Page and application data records
########
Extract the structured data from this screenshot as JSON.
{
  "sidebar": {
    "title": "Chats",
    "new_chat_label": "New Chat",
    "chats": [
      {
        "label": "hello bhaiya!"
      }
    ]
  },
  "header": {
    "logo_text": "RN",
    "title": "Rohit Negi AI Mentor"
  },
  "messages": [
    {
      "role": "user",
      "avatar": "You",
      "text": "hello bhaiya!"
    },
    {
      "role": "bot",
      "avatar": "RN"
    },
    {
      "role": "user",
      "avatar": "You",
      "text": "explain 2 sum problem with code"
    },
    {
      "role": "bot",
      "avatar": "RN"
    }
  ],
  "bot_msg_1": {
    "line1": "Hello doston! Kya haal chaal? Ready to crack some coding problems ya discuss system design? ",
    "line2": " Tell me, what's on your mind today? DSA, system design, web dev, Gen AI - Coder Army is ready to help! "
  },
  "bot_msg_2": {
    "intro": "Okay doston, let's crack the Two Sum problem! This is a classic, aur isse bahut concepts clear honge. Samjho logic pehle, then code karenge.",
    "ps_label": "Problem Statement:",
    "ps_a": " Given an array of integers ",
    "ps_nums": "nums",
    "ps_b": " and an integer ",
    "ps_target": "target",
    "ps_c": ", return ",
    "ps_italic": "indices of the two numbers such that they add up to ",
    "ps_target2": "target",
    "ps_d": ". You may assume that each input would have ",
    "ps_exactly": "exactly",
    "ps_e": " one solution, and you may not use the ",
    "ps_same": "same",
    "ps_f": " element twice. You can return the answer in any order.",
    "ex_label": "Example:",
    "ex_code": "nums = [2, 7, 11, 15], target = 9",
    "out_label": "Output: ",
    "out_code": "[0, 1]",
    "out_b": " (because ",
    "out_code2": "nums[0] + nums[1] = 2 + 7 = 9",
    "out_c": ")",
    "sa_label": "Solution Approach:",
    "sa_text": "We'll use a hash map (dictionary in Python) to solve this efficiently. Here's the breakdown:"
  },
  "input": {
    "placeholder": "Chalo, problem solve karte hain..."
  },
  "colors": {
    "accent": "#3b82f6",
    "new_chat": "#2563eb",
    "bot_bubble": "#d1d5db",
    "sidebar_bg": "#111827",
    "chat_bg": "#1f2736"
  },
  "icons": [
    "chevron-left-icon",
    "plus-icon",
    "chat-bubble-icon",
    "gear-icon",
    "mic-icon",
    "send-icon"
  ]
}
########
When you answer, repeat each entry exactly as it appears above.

Exercise response
Extract the structured data from this screenshot as JSON.
{
  "sidebar": {
    "title": "Chats",
    "new_chat_label": "New Chat",
    "chats": [
      {
        "label": "hello bhaiya!"
      }
    ]
  },
  "header": {
    "logo_text": "RN",
    "title": "Rohit Negi AI Mentor"
  },
  "messages": [
    {
      "role": "user",
      "avatar": "You",
      "text": "hello bhaiya!"
    },
    {
      "role": "bot",
      "avatar": "RN"
    },
    {
      "role": "user",
      "avatar": "You",
      "text": "explain 2 sum problem with code"
    },
    {
      "role": "bot",
      "avatar": "RN"
    }
  ],
  "bot_msg_1": {
    "line1": "Hello doston! Kya haal chaal? Ready to crack some coding problems ya discuss system design? ",
    "line2": " Tell me, what's on your mind today? DSA, system design, web dev, Gen AI - Coder Army is ready to help! "
  },
  "bot_msg_2": {
    "intro": "Okay doston, let's crack the Two Sum problem! This is a classic, aur isse bahut concepts clear honge. Samjho logic pehle, then code karenge.",
    "ps_label": "Problem Statement:",
    "ps_a": " Given an array of integers ",
    "ps_nums": "nums",
    "ps_b": " and an integer ",
    "ps_target": "target",
    "ps_c": ", return ",
    "ps_italic": "indices of the two numbers such that they add up to ",
    "ps_target2": "target",
    "ps_d": ". You may assume that each input would have ",
    "ps_exactly": "exactly",
    "ps_e": " one solution, and you may not use the ",
    "ps_same": "same",
    "ps_f": " element twice. You can return the answer in any order.",
    "ex_label": "Example:",
    "ex_code": "nums = [2, 7, 11, 15], target = 9",
    "out_label": "Output: ",
    "out_code": "[0, 1]",
    "out_b": " (because ",
    "out_code2": "nums[0] + nums[1] = 2 + 7 = 9",
    "out_c": ")",
    "sa_label": "Solution Approach:",
    "sa_text": "We'll use a hash map (dictionary in Python) to solve this efficiently. Here's the breakdown:"
  },
  "input": {
    "placeholder": "Chalo, problem solve karte hain..."
  },
  "colors": {
    "accent": "#3b82f6",
    "new_chat": "#2563eb",
    "bot_bubble": "#d1d5db",
    "sidebar_bg": "#111827",
    "chat_bg": "#1f2736"
  },
  "icons": [
    "chevron-left-icon",
    "plus-icon",
    "chat-bubble-icon",
    "gear-icon",
    "mic-icon",
    "send-icon"
  ]
}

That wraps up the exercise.